▶ [The problem] Only the lines from the one containing "Decode this image" to the end of the records belong in the copy. Reproduce them word for word and drop the pictures.
--
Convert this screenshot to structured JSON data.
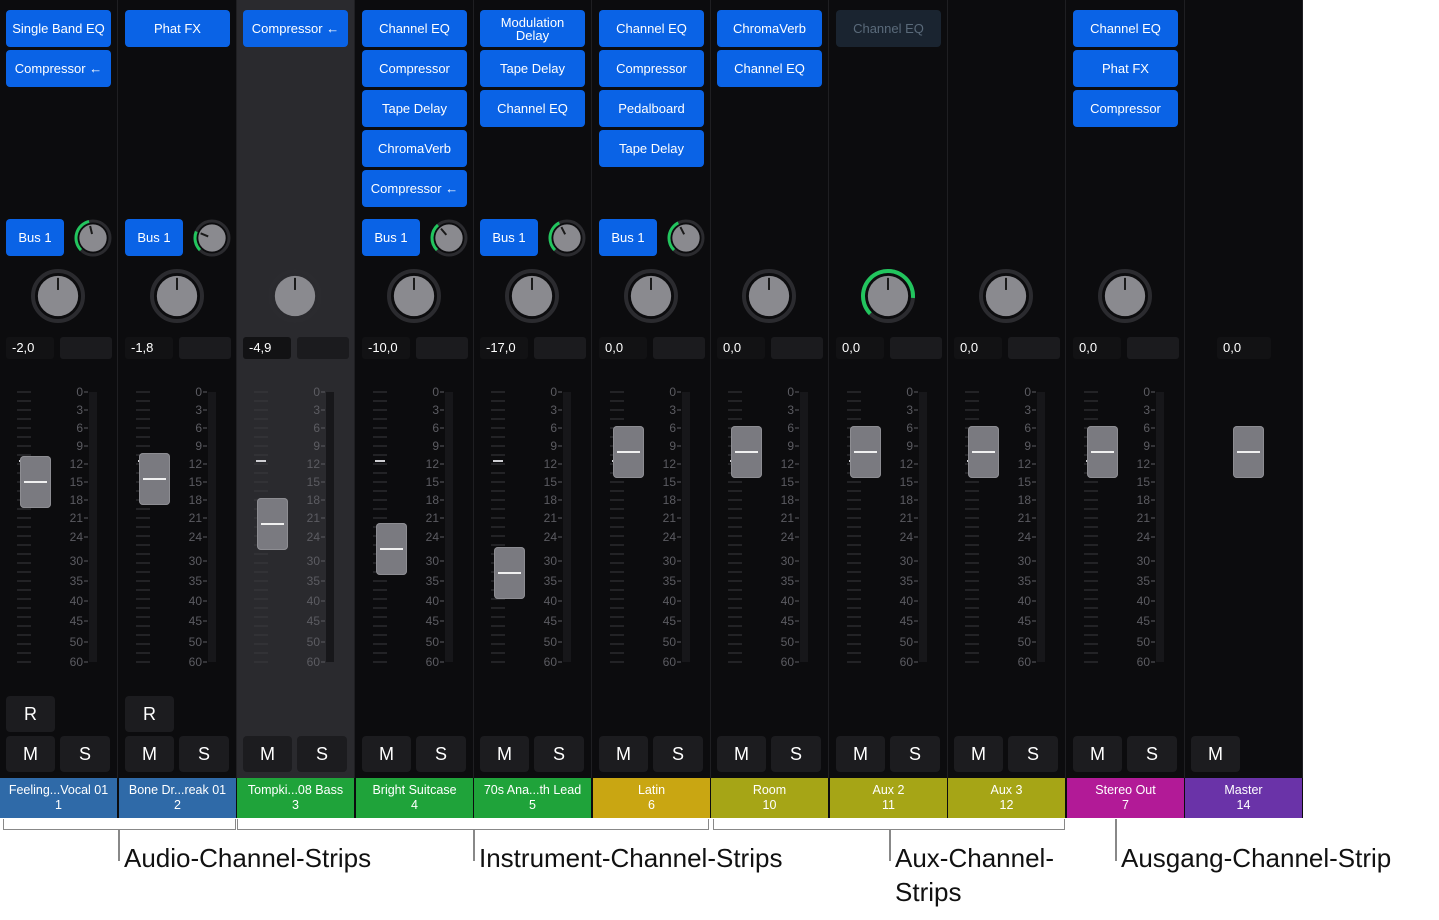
{
  "strips": [
    {
      "plugins": [
        "Single Band EQ",
        "Compressor ←"
      ],
      "bus": "Bus 1",
      "send": 0.45,
      "pan": 0,
      "volume": "-2,0",
      "fader_db": -15,
      "rec": "R",
      "mute": "M",
      "solo": "S",
      "name": "Feeling...Vocal 01",
      "number": "1",
      "color": "#2f6aa8",
      "selected": false
    },
    {
      "plugins": [
        "Phat FX"
      ],
      "bus": "Bus 1",
      "send": 0.25,
      "pan": 0,
      "volume": "-1,8",
      "fader_db": -14.5,
      "rec": "R",
      "mute": "M",
      "solo": "S",
      "name": "Bone Dr...reak 01",
      "number": "2",
      "color": "#2f6aa8",
      "selected": false
    },
    {
      "plugins": [
        "Compressor ←"
      ],
      "bus": null,
      "send": null,
      "pan": 0,
      "volume": "-4,9",
      "fader_db": -22,
      "rec": null,
      "mute": "M",
      "solo": "S",
      "name": "Tompki...08 Bass",
      "number": "3",
      "color": "#1fa33a",
      "selected": true
    },
    {
      "plugins": [
        "Channel EQ",
        "Compressor",
        "Tape Delay",
        "ChromaVerb",
        "Compressor ←"
      ],
      "bus": "Bus 1",
      "send": 0.35,
      "pan": 0,
      "volume": "-10,0",
      "fader_db": -27,
      "rec": null,
      "mute": "M",
      "solo": "S",
      "name": "Bright Suitcase",
      "number": "4",
      "color": "#1fa33a",
      "selected": false
    },
    {
      "plugins": [
        "Modulation Delay",
        "Tape Delay",
        "Channel EQ"
      ],
      "bus": "Bus 1",
      "send": 0.4,
      "pan": 0,
      "volume": "-17,0",
      "fader_db": -33,
      "rec": null,
      "mute": "M",
      "solo": "S",
      "name": "70s Ana...th Lead",
      "number": "5",
      "color": "#1fa33a",
      "selected": false
    },
    {
      "plugins": [
        "Channel EQ",
        "Compressor",
        "Pedalboard",
        "Tape Delay"
      ],
      "bus": "Bus 1",
      "send": 0.4,
      "pan": 0,
      "volume": "0,0",
      "fader_db": -10,
      "rec": null,
      "mute": "M",
      "solo": "S",
      "name": "Latin",
      "number": "6",
      "color": "#c9a612",
      "selected": false
    },
    {
      "plugins": [
        "ChromaVerb",
        "Channel EQ"
      ],
      "bus": null,
      "send": null,
      "pan": 0,
      "volume": "0,0",
      "fader_db": -10,
      "rec": null,
      "mute": "M",
      "solo": "S",
      "name": "Room",
      "number": "10",
      "color": "#a6a516",
      "selected": false
    },
    {
      "plugins": [
        "Channel EQ"
      ],
      "plugins_dim": true,
      "bus": null,
      "send": null,
      "pan": 0.85,
      "volume": "0,0",
      "fader_db": -10,
      "rec": null,
      "mute": "M",
      "solo": "S",
      "name": "Aux 2",
      "number": "11",
      "color": "#a6a516",
      "selected": false
    },
    {
      "plugins": [],
      "bus": null,
      "send": null,
      "pan": 0,
      "volume": "0,0",
      "fader_db": -10,
      "rec": null,
      "mute": "M",
      "solo": "S",
      "name": "Aux 3",
      "number": "12",
      "color": "#a6a516",
      "selected": false
    },
    {
      "plugins": [
        "Channel EQ",
        "Phat FX",
        "Compressor"
      ],
      "bus": null,
      "send": null,
      "pan": 0,
      "volume": "0,0",
      "fader_db": -10,
      "rec": null,
      "mute": "M",
      "solo": "S",
      "name": "Stereo Out",
      "number": "7",
      "color": "#b21a97",
      "selected": false
    },
    {
      "plugins": [],
      "bus": null,
      "send": null,
      "pan": null,
      "volume": "0,0",
      "fader_db": -10,
      "rec": null,
      "mute": "M",
      "solo": null,
      "name": "Master",
      "number": "14",
      "color": "#6a33a8",
      "selected": false,
      "master": true
    }
  ],
  "scale_labels": [
    "0",
    "3",
    "6",
    "9",
    "12",
    "15",
    "18",
    "21",
    "24",
    "30",
    "35",
    "40",
    "45",
    "50",
    "60"
  ],
  "annotations": {
    "audio": "Audio-Channel-Strips",
    "instrument": "Instrument-Channel-Strips",
    "aux": "Aux-Channel-\nStrips",
    "output": "Ausgang-Channel-Strip"
  },
  "colors": {
    "plugin_blue": "#0a63e6",
    "send_ring": "#22c55e"
  }
}
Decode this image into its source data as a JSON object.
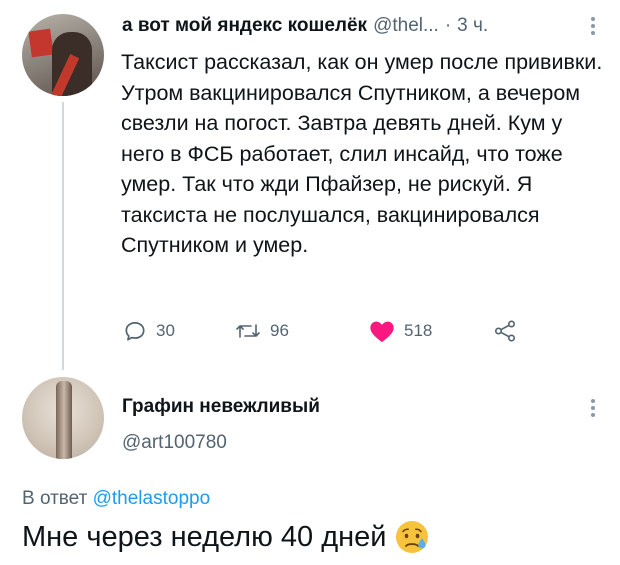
{
  "tweet": {
    "author_name": "а вот мой яндекс кошелёк",
    "author_handle": "@thel...",
    "separator": "·",
    "time": "3 ч.",
    "text": "Таксист рассказал, как он умер после прививки. Утром вакцинировался Спутником, а вечером свезли на погост. Завтра девять дней. Кум у него в ФСБ работает, слил инсайд, что тоже умер. Так что жди Пфайзер, не рискуй. Я таксиста не послушался, вакцинировался Спутником и умер.",
    "replies": "30",
    "retweets": "96",
    "likes": "518",
    "like_color": "#f91880",
    "icons": [
      "comment-icon",
      "retweet-icon",
      "heart-icon",
      "share-icon",
      "more-icon"
    ]
  },
  "reply": {
    "author_name": "Графин невежливый",
    "author_handle": "@art100780",
    "reply_prefix": "В ответ",
    "reply_mention": "@thelastoppo",
    "text": "Мне через неделю 40 дней",
    "emoji": "sad-but-relieved-face",
    "mention_color": "#1d9bf0"
  }
}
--
▶ [Task response]
Decode this image into its source data as a JSON object.
{
  "tweet": {
    "author_name": "а вот мой яндекс кошелёк",
    "author_handle": "@thel...",
    "separator": "·",
    "time": "3 ч.",
    "text": "Таксист рассказал, как он умер после прививки. Утром вакцинировался Спутником, а вечером свезли на погост. Завтра девять дней. Кум у него в ФСБ работает, слил инсайд, что тоже умер. Так что жди Пфайзер, не рискуй. Я таксиста не послушался, вакцинировался Спутником и умер.",
    "replies": "30",
    "retweets": "96",
    "likes": "518",
    "like_color": "#f91880",
    "icons": [
      "comment-icon",
      "retweet-icon",
      "heart-icon",
      "share-icon",
      "more-icon"
    ]
  },
  "reply": {
    "author_name": "Графин невежливый",
    "author_handle": "@art100780",
    "reply_prefix": "В ответ",
    "reply_mention": "@thelastoppo",
    "text": "Мне через неделю 40 дней",
    "emoji": "sad-but-relieved-face",
    "mention_color": "#1d9bf0"
  }
}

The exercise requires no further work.